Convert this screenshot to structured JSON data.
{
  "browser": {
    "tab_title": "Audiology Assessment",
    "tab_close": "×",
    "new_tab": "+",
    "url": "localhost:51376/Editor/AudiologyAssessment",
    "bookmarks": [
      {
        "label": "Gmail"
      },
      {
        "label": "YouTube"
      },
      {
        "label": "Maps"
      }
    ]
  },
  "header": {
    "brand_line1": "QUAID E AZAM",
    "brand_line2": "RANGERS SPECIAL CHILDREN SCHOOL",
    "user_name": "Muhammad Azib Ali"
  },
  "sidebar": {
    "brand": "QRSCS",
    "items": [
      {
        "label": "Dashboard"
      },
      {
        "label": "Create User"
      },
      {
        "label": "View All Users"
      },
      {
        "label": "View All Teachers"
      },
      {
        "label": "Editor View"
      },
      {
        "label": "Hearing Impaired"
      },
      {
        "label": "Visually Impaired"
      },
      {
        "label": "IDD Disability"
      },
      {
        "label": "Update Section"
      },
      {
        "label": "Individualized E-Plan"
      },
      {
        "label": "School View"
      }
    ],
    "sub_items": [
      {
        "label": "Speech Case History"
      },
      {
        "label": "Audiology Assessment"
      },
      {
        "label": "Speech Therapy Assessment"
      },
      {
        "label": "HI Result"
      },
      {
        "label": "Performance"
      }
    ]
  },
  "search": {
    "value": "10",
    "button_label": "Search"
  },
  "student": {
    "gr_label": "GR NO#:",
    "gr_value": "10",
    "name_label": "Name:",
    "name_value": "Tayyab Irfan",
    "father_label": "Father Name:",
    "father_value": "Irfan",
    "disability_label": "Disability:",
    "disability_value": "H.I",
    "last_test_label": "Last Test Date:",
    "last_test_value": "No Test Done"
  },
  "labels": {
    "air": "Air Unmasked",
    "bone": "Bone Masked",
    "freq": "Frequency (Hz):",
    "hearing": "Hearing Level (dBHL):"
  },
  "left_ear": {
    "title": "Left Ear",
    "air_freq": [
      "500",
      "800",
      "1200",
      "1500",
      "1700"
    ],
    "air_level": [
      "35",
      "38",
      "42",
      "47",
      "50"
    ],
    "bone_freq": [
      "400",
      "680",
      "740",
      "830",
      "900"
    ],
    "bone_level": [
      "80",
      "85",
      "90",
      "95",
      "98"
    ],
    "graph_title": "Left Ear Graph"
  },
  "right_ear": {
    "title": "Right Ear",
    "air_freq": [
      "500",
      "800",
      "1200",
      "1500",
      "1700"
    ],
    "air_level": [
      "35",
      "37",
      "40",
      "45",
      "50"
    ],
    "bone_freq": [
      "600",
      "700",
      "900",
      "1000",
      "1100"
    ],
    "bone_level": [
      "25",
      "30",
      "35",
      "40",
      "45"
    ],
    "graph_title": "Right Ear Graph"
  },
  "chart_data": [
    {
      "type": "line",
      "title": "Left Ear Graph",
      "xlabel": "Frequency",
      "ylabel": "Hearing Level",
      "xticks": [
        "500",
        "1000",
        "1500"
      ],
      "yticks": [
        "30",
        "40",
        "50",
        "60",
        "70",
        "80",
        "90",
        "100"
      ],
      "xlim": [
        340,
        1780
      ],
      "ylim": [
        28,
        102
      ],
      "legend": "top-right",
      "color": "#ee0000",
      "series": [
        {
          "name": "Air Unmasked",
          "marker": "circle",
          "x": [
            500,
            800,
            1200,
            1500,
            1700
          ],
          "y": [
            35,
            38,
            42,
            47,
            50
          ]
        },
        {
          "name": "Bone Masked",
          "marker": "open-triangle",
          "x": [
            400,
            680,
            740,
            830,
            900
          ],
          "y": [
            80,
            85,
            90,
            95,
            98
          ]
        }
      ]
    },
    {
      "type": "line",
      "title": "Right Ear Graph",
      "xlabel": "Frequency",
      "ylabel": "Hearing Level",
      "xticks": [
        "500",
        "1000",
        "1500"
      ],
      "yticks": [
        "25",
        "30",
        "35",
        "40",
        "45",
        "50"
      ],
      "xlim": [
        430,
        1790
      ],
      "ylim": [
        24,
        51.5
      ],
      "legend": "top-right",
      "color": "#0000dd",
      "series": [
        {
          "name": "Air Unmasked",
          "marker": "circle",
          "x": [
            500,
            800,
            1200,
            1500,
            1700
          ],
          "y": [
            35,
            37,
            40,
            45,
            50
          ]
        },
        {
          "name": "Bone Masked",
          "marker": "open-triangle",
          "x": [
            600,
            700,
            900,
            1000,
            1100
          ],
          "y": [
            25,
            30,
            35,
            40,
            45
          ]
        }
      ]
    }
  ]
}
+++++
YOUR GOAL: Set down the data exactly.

THE ANSWER:
Convert this screenshot to structured JSON data.
{
  "browser": {
    "tab_title": "Audiology Assessment",
    "tab_close": "×",
    "new_tab": "+",
    "url": "localhost:51376/Editor/AudiologyAssessment",
    "bookmarks": [
      {
        "label": "Gmail"
      },
      {
        "label": "YouTube"
      },
      {
        "label": "Maps"
      }
    ]
  },
  "header": {
    "brand_line1": "QUAID E AZAM",
    "brand_line2": "RANGERS SPECIAL CHILDREN SCHOOL",
    "user_name": "Muhammad Azib Ali"
  },
  "sidebar": {
    "brand": "QRSCS",
    "items": [
      {
        "label": "Dashboard"
      },
      {
        "label": "Create User"
      },
      {
        "label": "View All Users"
      },
      {
        "label": "View All Teachers"
      },
      {
        "label": "Editor View"
      },
      {
        "label": "Hearing Impaired"
      },
      {
        "label": "Visually Impaired"
      },
      {
        "label": "IDD Disability"
      },
      {
        "label": "Update Section"
      },
      {
        "label": "Individualized E-Plan"
      },
      {
        "label": "School View"
      }
    ],
    "sub_items": [
      {
        "label": "Speech Case History"
      },
      {
        "label": "Audiology Assessment"
      },
      {
        "label": "Speech Therapy Assessment"
      },
      {
        "label": "HI Result"
      },
      {
        "label": "Performance"
      }
    ]
  },
  "search": {
    "value": "10",
    "button_label": "Search"
  },
  "student": {
    "gr_label": "GR NO#:",
    "gr_value": "10",
    "name_label": "Name:",
    "name_value": "Tayyab Irfan",
    "father_label": "Father Name:",
    "father_value": "Irfan",
    "disability_label": "Disability:",
    "disability_value": "H.I",
    "last_test_label": "Last Test Date:",
    "last_test_value": "No Test Done"
  },
  "labels": {
    "air": "Air Unmasked",
    "bone": "Bone Masked",
    "freq": "Frequency (Hz):",
    "hearing": "Hearing Level (dBHL):"
  },
  "left_ear": {
    "title": "Left Ear",
    "air_freq": [
      "500",
      "800",
      "1200",
      "1500",
      "1700"
    ],
    "air_level": [
      "35",
      "38",
      "42",
      "47",
      "50"
    ],
    "bone_freq": [
      "400",
      "680",
      "740",
      "830",
      "900"
    ],
    "bone_level": [
      "80",
      "85",
      "90",
      "95",
      "98"
    ],
    "graph_title": "Left Ear Graph"
  },
  "right_ear": {
    "title": "Right Ear",
    "air_freq": [
      "500",
      "800",
      "1200",
      "1500",
      "1700"
    ],
    "air_level": [
      "35",
      "37",
      "40",
      "45",
      "50"
    ],
    "bone_freq": [
      "600",
      "700",
      "900",
      "1000",
      "1100"
    ],
    "bone_level": [
      "25",
      "30",
      "35",
      "40",
      "45"
    ],
    "graph_title": "Right Ear Graph"
  },
  "chart_data": [
    {
      "type": "line",
      "title": "Left Ear Graph",
      "xlabel": "Frequency",
      "ylabel": "Hearing Level",
      "xticks": [
        "500",
        "1000",
        "1500"
      ],
      "yticks": [
        "30",
        "40",
        "50",
        "60",
        "70",
        "80",
        "90",
        "100"
      ],
      "xlim": [
        340,
        1780
      ],
      "ylim": [
        28,
        102
      ],
      "legend": "top-right",
      "color": "#ee0000",
      "series": [
        {
          "name": "Air Unmasked",
          "marker": "circle",
          "x": [
            500,
            800,
            1200,
            1500,
            1700
          ],
          "y": [
            35,
            38,
            42,
            47,
            50
          ]
        },
        {
          "name": "Bone Masked",
          "marker": "open-triangle",
          "x": [
            400,
            680,
            740,
            830,
            900
          ],
          "y": [
            80,
            85,
            90,
            95,
            98
          ]
        }
      ]
    },
    {
      "type": "line",
      "title": "Right Ear Graph",
      "xlabel": "Frequency",
      "ylabel": "Hearing Level",
      "xticks": [
        "500",
        "1000",
        "1500"
      ],
      "yticks": [
        "25",
        "30",
        "35",
        "40",
        "45",
        "50"
      ],
      "xlim": [
        430,
        1790
      ],
      "ylim": [
        24,
        51.5
      ],
      "legend": "top-right",
      "color": "#0000dd",
      "series": [
        {
          "name": "Air Unmasked",
          "marker": "circle",
          "x": [
            500,
            800,
            1200,
            1500,
            1700
          ],
          "y": [
            35,
            37,
            40,
            45,
            50
          ]
        },
        {
          "name": "Bone Masked",
          "marker": "open-triangle",
          "x": [
            600,
            700,
            900,
            1000,
            1100
          ],
          "y": [
            25,
            30,
            35,
            40,
            45
          ]
        }
      ]
    }
  ]
}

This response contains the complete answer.